● **STUDY MATERIAL**
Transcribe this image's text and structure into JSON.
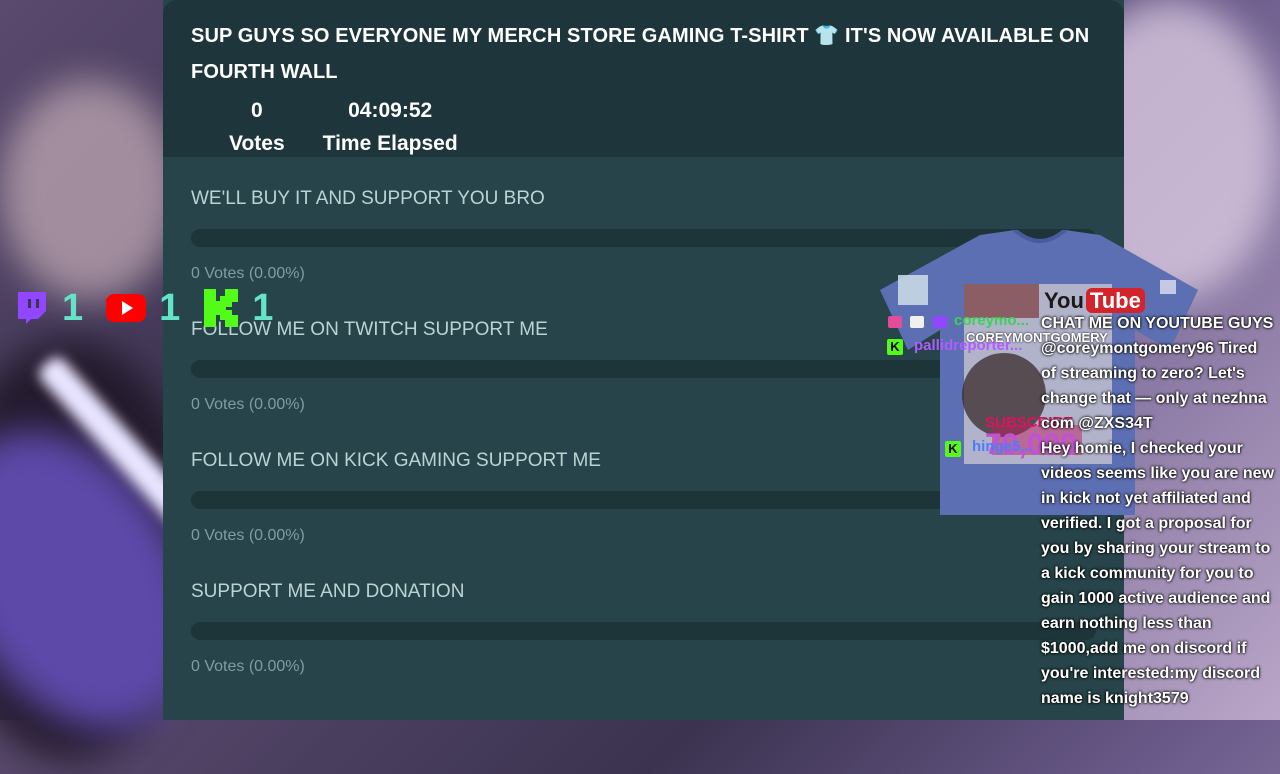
{
  "poll": {
    "title": "SUP GUYS SO EVERYONE MY MERCH STORE GAMING T-SHIRT 👕 IT'S NOW AVAILABLE ON FOURTH WALL",
    "votes_value": "0",
    "votes_label": "Votes",
    "time_value": "04:09:52",
    "time_label": "Time Elapsed",
    "options": [
      {
        "label": "WE'LL BUY IT AND SUPPORT YOU BRO",
        "votes": "0 Votes (0.00%)",
        "fraction": 0
      },
      {
        "label": "FOLLOW ME ON TWITCH SUPPORT ME",
        "votes": "0 Votes (0.00%)",
        "fraction": 0
      },
      {
        "label": "FOLLOW ME ON KICK GAMING SUPPORT ME",
        "votes": "0 Votes (0.00%)",
        "fraction": 0
      },
      {
        "label": "SUPPORT ME AND DONATION",
        "votes": "0 Votes (0.00%)",
        "fraction": 0
      }
    ]
  },
  "social": {
    "twitch_count": "1",
    "youtube_count": "1",
    "kick_count": "1"
  },
  "overlay": {
    "youtube_text": "You",
    "youtube_tube": "Tube",
    "shirt_text_1": "COREYMONTGOMERY",
    "shirt_text_2": "SUBSCRIBE",
    "shirt_text_3": "70,000"
  },
  "chat": {
    "users": [
      "coreymo...",
      "pallidreporter...",
      "hinge5..."
    ],
    "messages": [
      "CHAT ME ON YOUTUBE GUYS",
      "@coreymontgomery96 Tired of streaming to zero? Let's change that — only at nezhna com @ZXS34T",
      "Hey homie, I checked your videos seems like you are new in kick not yet affiliated and verified. I got a proposal for you by sharing your stream to a kick community for you to gain 1000 active audience and earn nothing less than $1000,add me on discord if you're interested:my discord name is knight3579"
    ]
  },
  "colors": {
    "panel_bg": "#264449",
    "header_bg": "#1e363b",
    "count_color": "#64e3c8",
    "kick_green": "#53fc18",
    "twitch_purple": "#9146ff",
    "youtube_red": "#ff0000"
  }
}
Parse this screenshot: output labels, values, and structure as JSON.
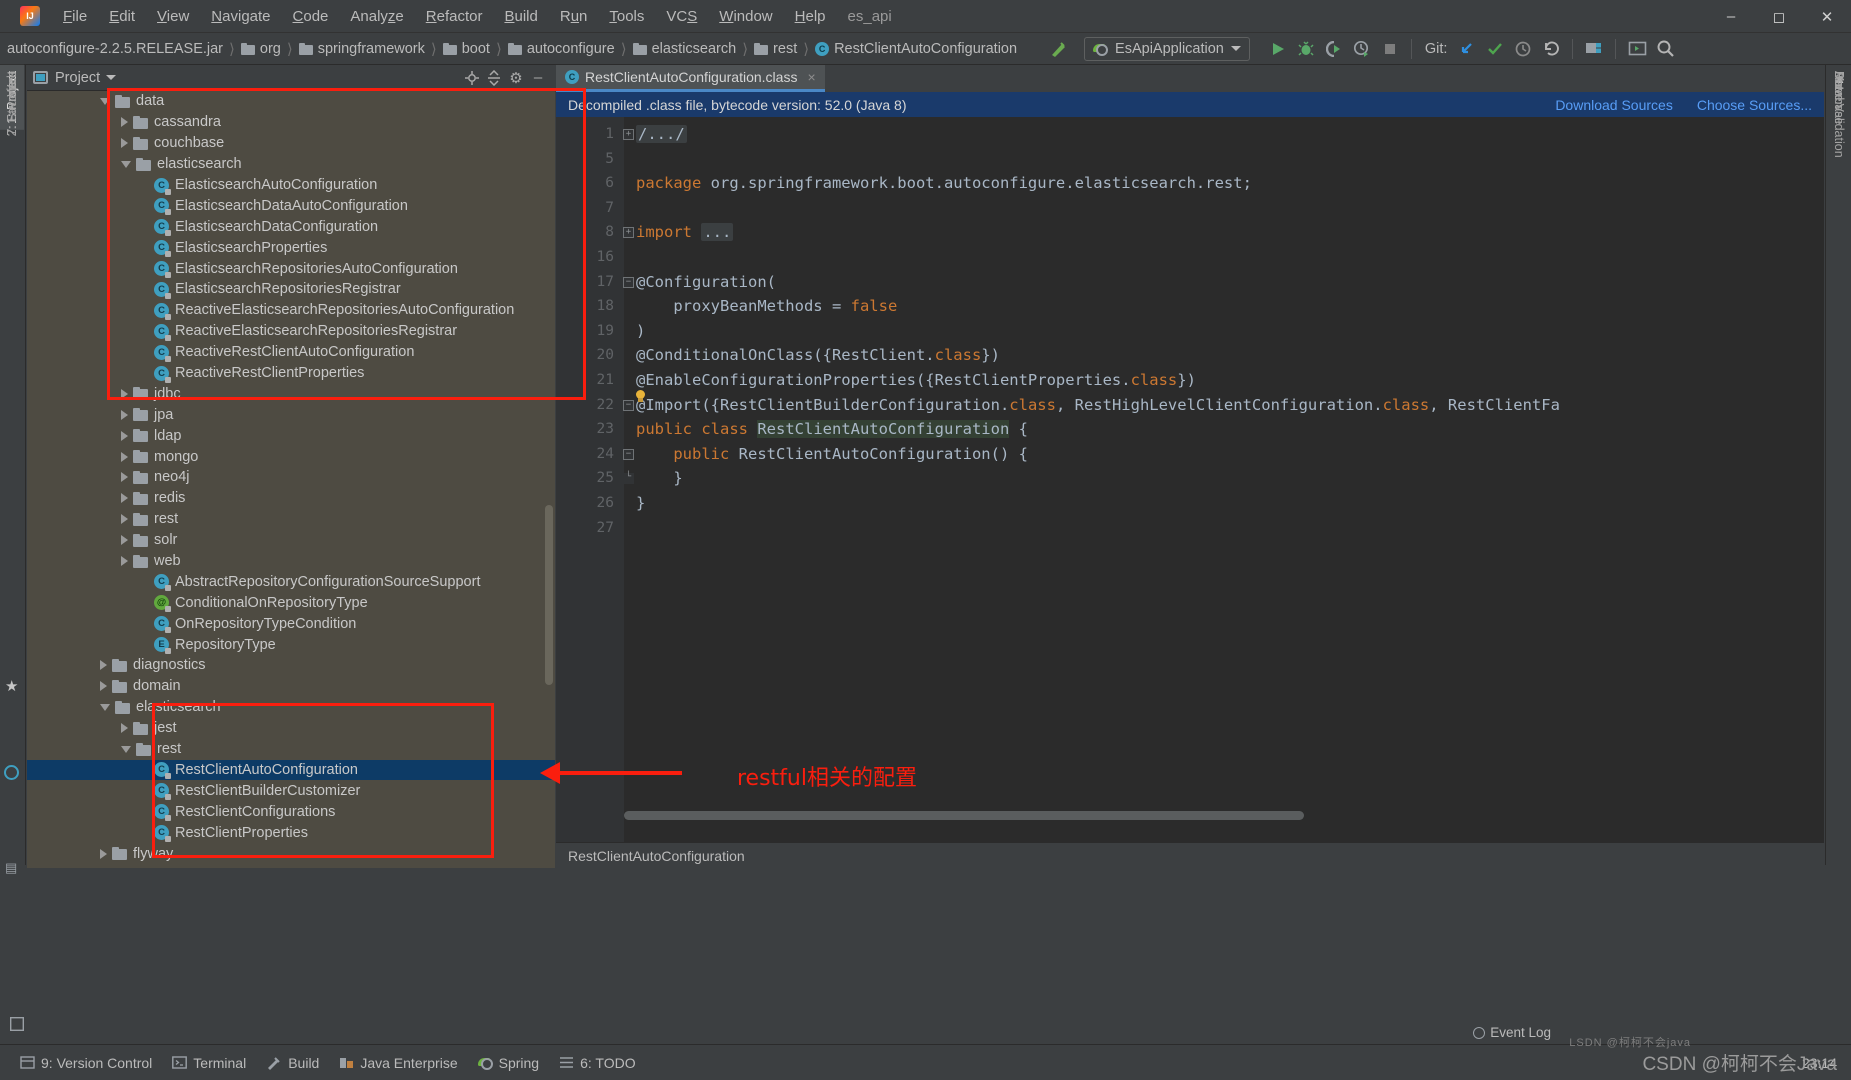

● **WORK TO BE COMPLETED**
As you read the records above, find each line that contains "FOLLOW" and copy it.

● **TASK SOLUTION**
        "label": "FOLLOW ME ON TWITCH SUPPORT ME",
        "label": "FOLLOW ME ON KICK GAMING SUPPORT ME",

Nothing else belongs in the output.